Registration Form

Volunteer Center Your involvement as an American Diabetes Association volunteer will help expand community outreach and impact, and inspire healthy living. Visit or http://bit. ly/VolunteerInPA to find volunteer opportunities in your area. „

If you, or someone you know, is interested in serving as an American Diabetes Association Ambassador, please contact Jackie DelAguila at 202-331-8303 ext. 4518 or For more details visit Page 1 of 1

PaTH to Health: Diabetes Study Newsletter Team

DESIGNER: Abbey Kinard CONTRIBUTORS: Treva Alston, Angela Evans, Tiffany Gonzalo, Brianna Hoglen, Christy Boling Turer

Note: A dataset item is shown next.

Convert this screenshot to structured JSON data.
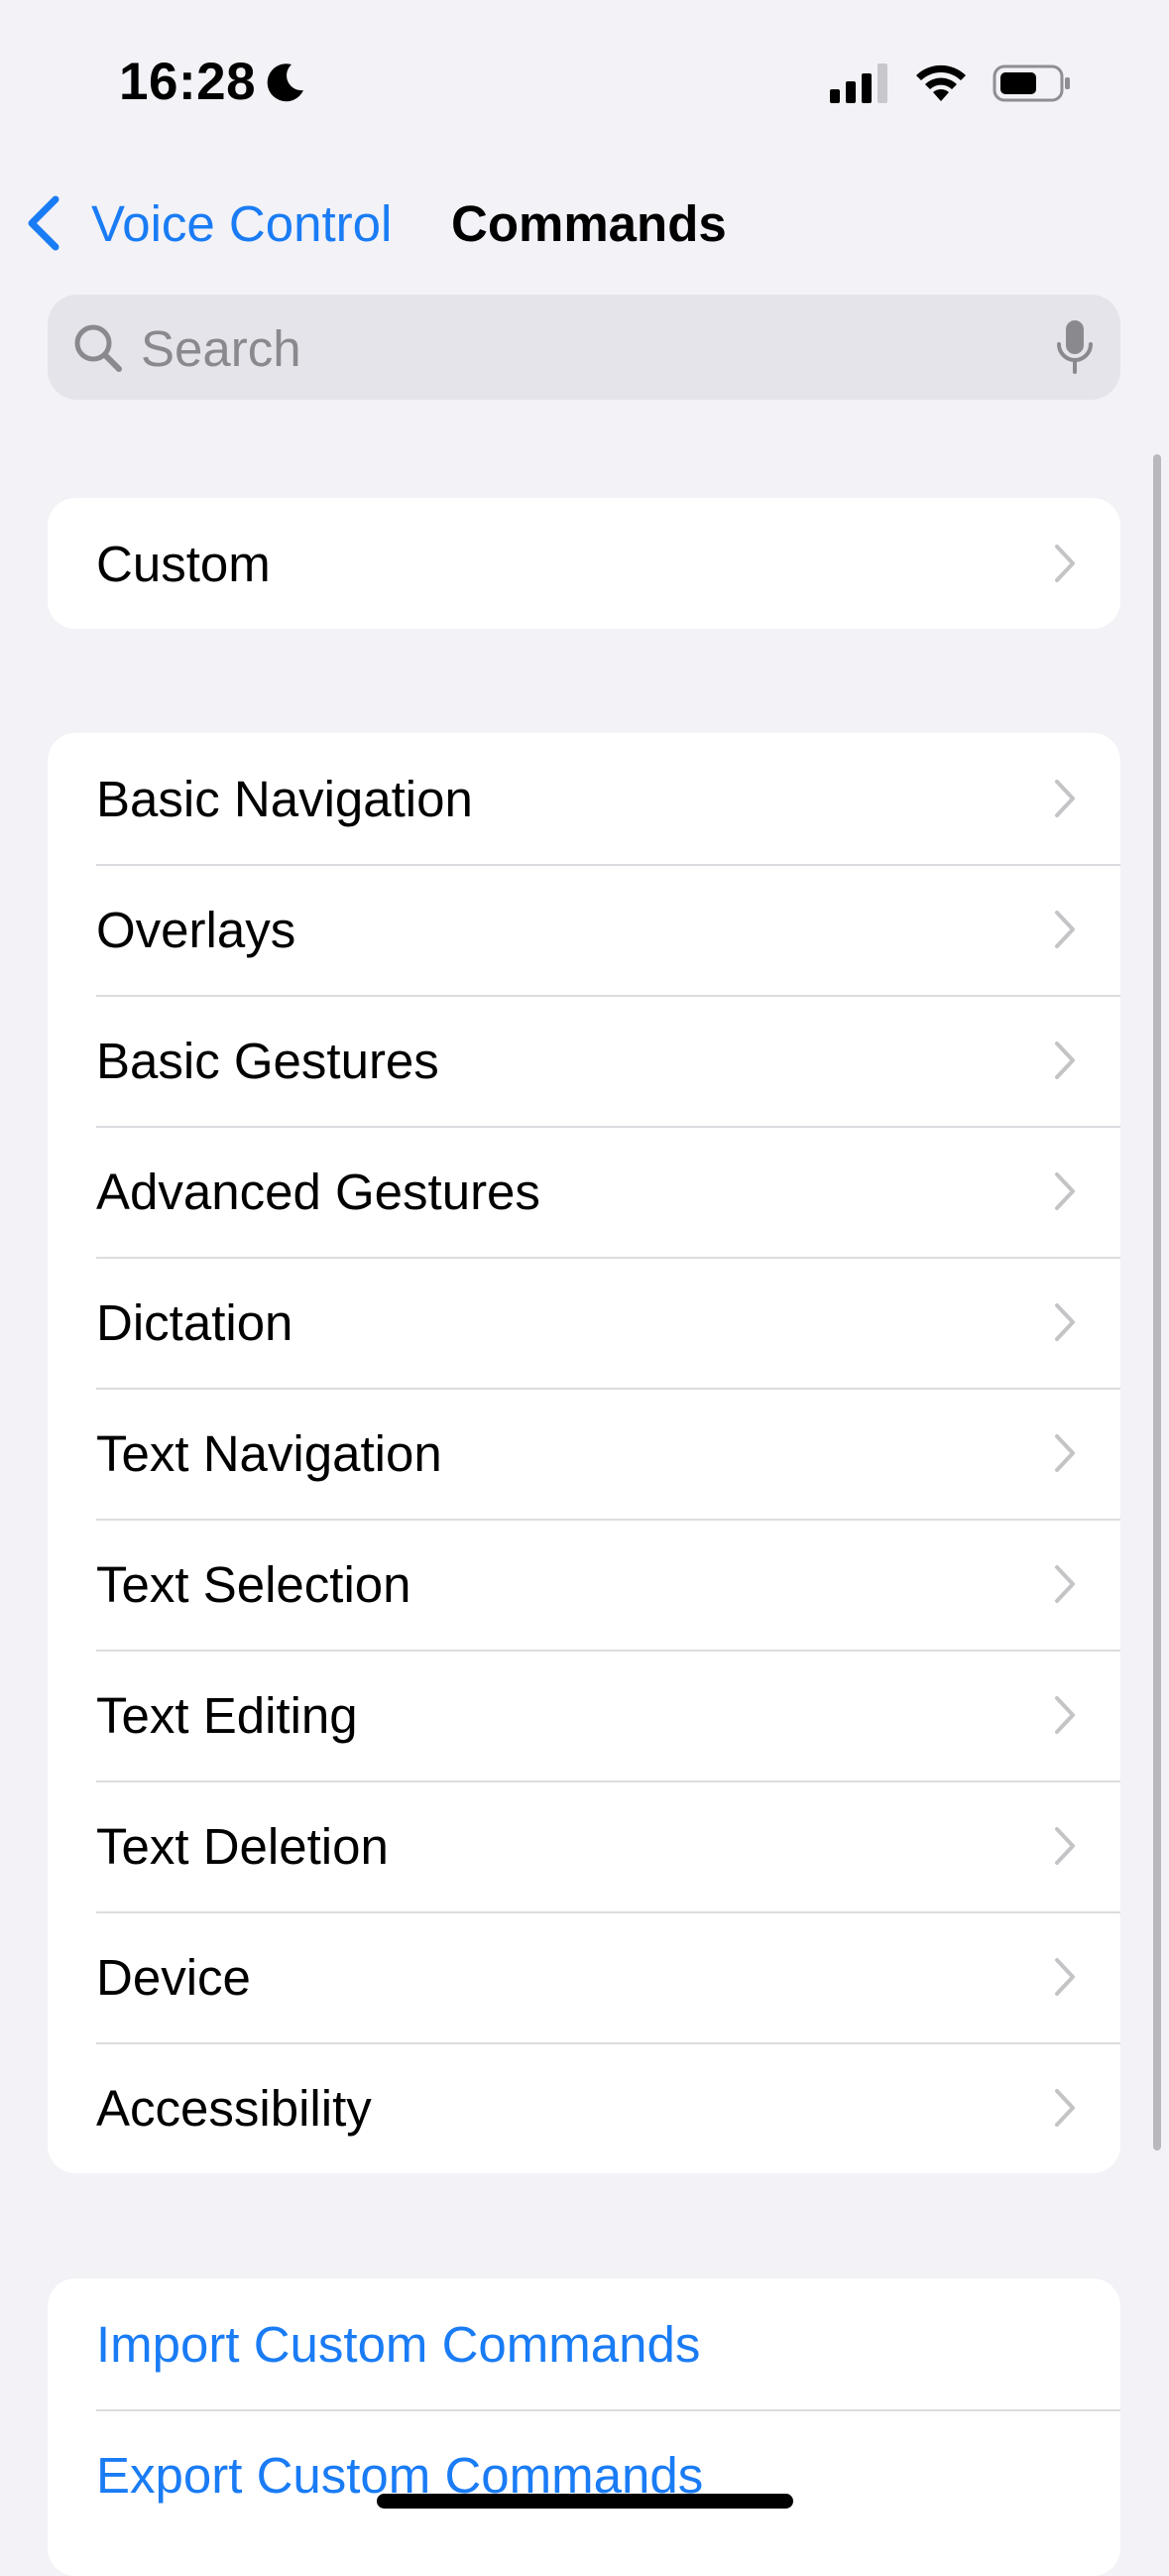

EDITORS: Treva Alston, Cynthia Bradley, Mully Chea, Angela Evans, Erica Francis, Brianna Hoglen, Jennifer L. Kraschnewski, Julie Tice